see Collector's Item Of The Week
for July 6, 2000)
unmarked George Raphael 6 shot, 11 millimeter (.42 cal) center
fire internal primed cartridge double action revolver. (This Collector's
SHOT, 11 MILLIMETER CENTER FIRE CARTRIDGE DOUBLE ACTION REVOLVER
The over all length of this revolver is 11¼" measured in
a straight line from the back of the butt to the front of the barrel.
The barrel length is 5-5/8". The 2 piece walnut grip has an oval
metal butt cap with a centered lanyard ring. There is a spur on
the back strap behind the hammer. There is no safety. However, there
is a hole in the cylinder plate to rest the elongated firing pin
in to secure it from resting on the base of a cartridge. In order
to load this revolver, the firing pin must first be in that hole.
Then one must open the loading gate to release the cylinder plate
locking pin in order to manually rotate the cylinder for placement
of the cartridges. The cylinder cannot be rotated without first
unlatching the loading gate and it cannot be made ready for firing
without latching the loading gate which replaces the cylinder plate
locking (or loading) pin into a notch in the side of the cylinder.
It is a finely machined mechanism that could prove troublesome to
a soldier in a hurry. The gun can be fired in either a double or
single action mode. The only markings are a "V" on the inside rim
of the cylinder plate loading gate opening and the serial number
"21" which is on the front face of the cylinder, on the front of
the cylinder pin housing and at the bottom base of the barrel at
the frame. The barrel and cylinder pin housing serial numbers cannot

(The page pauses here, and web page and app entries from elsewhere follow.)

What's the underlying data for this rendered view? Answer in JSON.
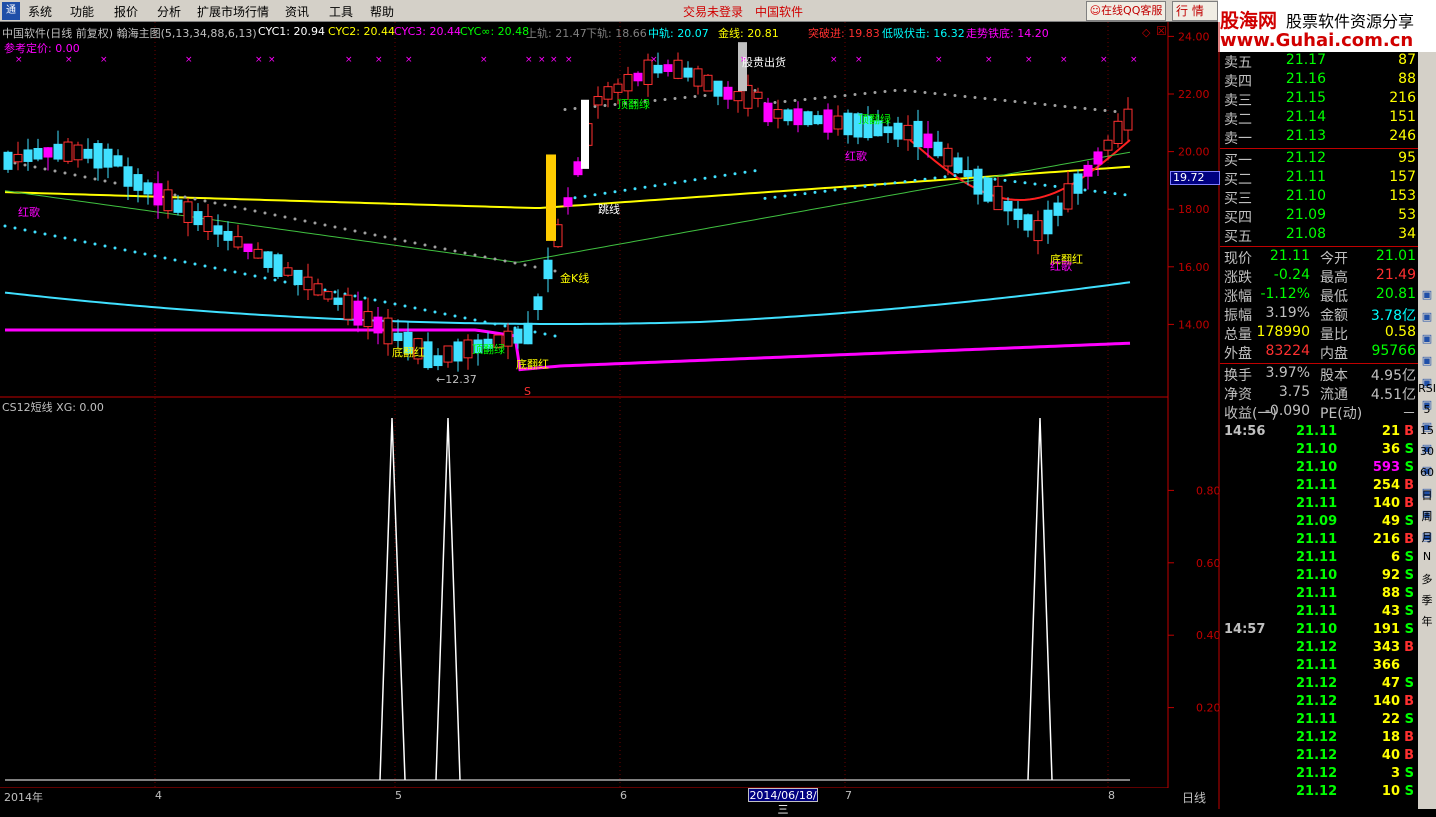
{
  "menu": {
    "items": [
      "系统",
      "功能",
      "报价",
      "分析",
      "扩展市场行情",
      "资讯",
      "工具",
      "帮助"
    ],
    "login": "交易未登录",
    "app_name": "中国软件",
    "qq_button": "在线QQ客服",
    "tab": "行 情"
  },
  "brand": {
    "name": "股海网",
    "slogan": "股票软件资源分享",
    "url": "www.Guhai.com.cn"
  },
  "main_chart": {
    "title": "中国软件(日线 前复权) 翰海主图(5,13,34,88,6,13)",
    "indicators": [
      {
        "label": "CYC1:",
        "value": "20.94",
        "color": "#ffffff"
      },
      {
        "label": "CYC2:",
        "value": "20.44",
        "color": "#ffff00"
      },
      {
        "label": "CYC3:",
        "value": "20.44",
        "color": "#ff00ff"
      },
      {
        "label": "CYC∞:",
        "value": "20.48",
        "color": "#00ff00"
      },
      {
        "label": "上轨:",
        "value": "21.47",
        "color": "#808080"
      },
      {
        "label": "下轨:",
        "value": "18.66",
        "color": "#808080"
      },
      {
        "label": "中轨:",
        "value": "20.07",
        "color": "#00ffff"
      },
      {
        "label": "金线:",
        "value": "20.81",
        "color": "#ffff00"
      },
      {
        "label": "突破进:",
        "value": "19.83",
        "color": "#ff3030"
      },
      {
        "label": "低吸伏击:",
        "value": "16.32",
        "color": "#00ffff"
      },
      {
        "label": "走势铁底:",
        "value": "14.20",
        "color": "#ff00ff"
      }
    ],
    "reference": "参考定价: 0.00",
    "y_ticks": [
      "24.00",
      "22.00",
      "20.00",
      "18.00",
      "16.00",
      "14.00"
    ],
    "current_price_marker": "19.72",
    "annotations": [
      "红歌",
      "顶翻绿",
      "顶翻绿",
      "底翻红",
      "底翻红",
      "跳线",
      "金K线",
      "股贵出货",
      "顶翻绿",
      "红歌",
      "底翻红",
      "红歌",
      "←12.37",
      "S"
    ]
  },
  "sub_chart": {
    "title": "CS12短线 XG: 0.00",
    "y_ticks": [
      "0.80",
      "0.60",
      "0.40",
      "0.20"
    ]
  },
  "x_axis": {
    "labels": [
      "2014年",
      "4",
      "5",
      "6",
      "7",
      "8"
    ],
    "cursor_date": "2014/06/18/三",
    "period": "日线"
  },
  "quote": {
    "asks": [
      {
        "label": "卖五",
        "price": "21.17",
        "vol": "87"
      },
      {
        "label": "卖四",
        "price": "21.16",
        "vol": "88"
      },
      {
        "label": "卖三",
        "price": "21.15",
        "vol": "216"
      },
      {
        "label": "卖二",
        "price": "21.14",
        "vol": "151"
      },
      {
        "label": "卖一",
        "price": "21.13",
        "vol": "246"
      }
    ],
    "bids": [
      {
        "label": "买一",
        "price": "21.12",
        "vol": "95"
      },
      {
        "label": "买二",
        "price": "21.11",
        "vol": "157"
      },
      {
        "label": "买三",
        "price": "21.10",
        "vol": "153"
      },
      {
        "label": "买四",
        "price": "21.09",
        "vol": "53"
      },
      {
        "label": "买五",
        "price": "21.08",
        "vol": "34"
      }
    ],
    "stats": [
      {
        "l1": "现价",
        "v1": "21.11",
        "c1": "#00ff00",
        "l2": "今开",
        "v2": "21.01",
        "c2": "#00ff00"
      },
      {
        "l1": "涨跌",
        "v1": "-0.24",
        "c1": "#00ff00",
        "l2": "最高",
        "v2": "21.49",
        "c2": "#ff3030"
      },
      {
        "l1": "涨幅",
        "v1": "-1.12%",
        "c1": "#00ff00",
        "l2": "最低",
        "v2": "20.81",
        "c2": "#00ff00"
      },
      {
        "l1": "振幅",
        "v1": "3.19%",
        "c1": "#c0c0c0",
        "l2": "金额",
        "v2": "3.78亿",
        "c2": "#00ffff"
      },
      {
        "l1": "总量",
        "v1": "178990",
        "c1": "#ffff00",
        "l2": "量比",
        "v2": "0.58",
        "c2": "#ffff00"
      },
      {
        "l1": "外盘",
        "v1": "83224",
        "c1": "#ff3030",
        "l2": "内盘",
        "v2": "95766",
        "c2": "#00ff00"
      },
      {
        "l1": "换手",
        "v1": "3.97%",
        "c1": "#c0c0c0",
        "l2": "股本",
        "v2": "4.95亿",
        "c2": "#c0c0c0"
      },
      {
        "l1": "净资",
        "v1": "3.75",
        "c1": "#c0c0c0",
        "l2": "流通",
        "v2": "4.51亿",
        "c2": "#c0c0c0"
      },
      {
        "l1": "收益(一)",
        "v1": "-0.090",
        "c1": "#c0c0c0",
        "l2": "PE(动)",
        "v2": "－",
        "c2": "#c0c0c0"
      }
    ]
  },
  "ticks": [
    {
      "time": "14:56",
      "price": "21.11",
      "vol": "21",
      "side": "B"
    },
    {
      "time": "",
      "price": "21.10",
      "vol": "36",
      "side": "S"
    },
    {
      "time": "",
      "price": "21.10",
      "vol": "593",
      "side": "S"
    },
    {
      "time": "",
      "price": "21.11",
      "vol": "254",
      "side": "B"
    },
    {
      "time": "",
      "price": "21.11",
      "vol": "140",
      "side": "B"
    },
    {
      "time": "",
      "price": "21.09",
      "vol": "49",
      "side": "S"
    },
    {
      "time": "",
      "price": "21.11",
      "vol": "216",
      "side": "B"
    },
    {
      "time": "",
      "price": "21.11",
      "vol": "6",
      "side": "S"
    },
    {
      "time": "",
      "price": "21.10",
      "vol": "92",
      "side": "S"
    },
    {
      "time": "",
      "price": "21.11",
      "vol": "88",
      "side": "S"
    },
    {
      "time": "",
      "price": "21.11",
      "vol": "43",
      "side": "S"
    },
    {
      "time": "14:57",
      "price": "21.10",
      "vol": "191",
      "side": "S"
    },
    {
      "time": "",
      "price": "21.12",
      "vol": "343",
      "side": "B"
    },
    {
      "time": "",
      "price": "21.11",
      "vol": "366",
      "side": ""
    },
    {
      "time": "",
      "price": "21.12",
      "vol": "47",
      "side": "S"
    },
    {
      "time": "",
      "price": "21.12",
      "vol": "140",
      "side": "B"
    },
    {
      "time": "",
      "price": "21.11",
      "vol": "22",
      "side": "S"
    },
    {
      "time": "",
      "price": "21.12",
      "vol": "18",
      "side": "B"
    },
    {
      "time": "",
      "price": "21.12",
      "vol": "40",
      "side": "B"
    },
    {
      "time": "",
      "price": "21.12",
      "vol": "3",
      "side": "S"
    },
    {
      "time": "",
      "price": "21.12",
      "vol": "10",
      "side": "S"
    }
  ],
  "sidebar": [
    "RSI",
    "5",
    "15",
    "30",
    "60",
    "日",
    "周",
    "月",
    "N",
    "多",
    "季",
    "年"
  ]
}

be viewed without removing the cylinder pin.
About 1,000 Raphaels were purchased on the open market by the federal
government during the war. This weapon was probably also available
for purchase by individuals. George Raphael also supplied swords
that were purchased by the federal government. There is a possibility
that swords marked R&C stand for Raphael & Company. George
Raphael was allegedly a friend of Abraham Lincoln. This may explain
the government's purchases of his weapons. Although George may have
marked his European made swords, he certainly did not mark his revolvers.
Other then the "V" described above there are no proof marks of any
kind or a country of origin or a manufacture's name on this revolver.
However, it is generally assumed that this weapon was made in France.
Pictures of the specific items discussed above follow:
The serial number,
"21" is, as mentioned, stamped on the front cylinder face, the front
of the cylinder pin housing and on the bottom of the barrel at the
These photos show the rear of the cylinder with the loading gate
closed, the hammer firing pin "at safe" in the resting hole that
is machined into the rear of the cylinder plate, and the placement
of the cylinder plate loading gate locking pin.
These pictures show the loading gate open from the rear and side.
Please note the letter "V" on the inside cut of the loading gate
Following are top & bottom views of the Raphael revolver and
a look through the barrel:
Let's hear it for the last of the French revolvers. One last time!
All together now!
la France - et hooray pour le pistolet de Raphael"!
Thanks for visiting with us. The "Dixie Gun Works, Inc. Catalog"
plus personal notes were utilized in reviewing government purchase
amount figures. Credit should also be given to my son, Reed Radcliffe,
who is the webmaster of this site.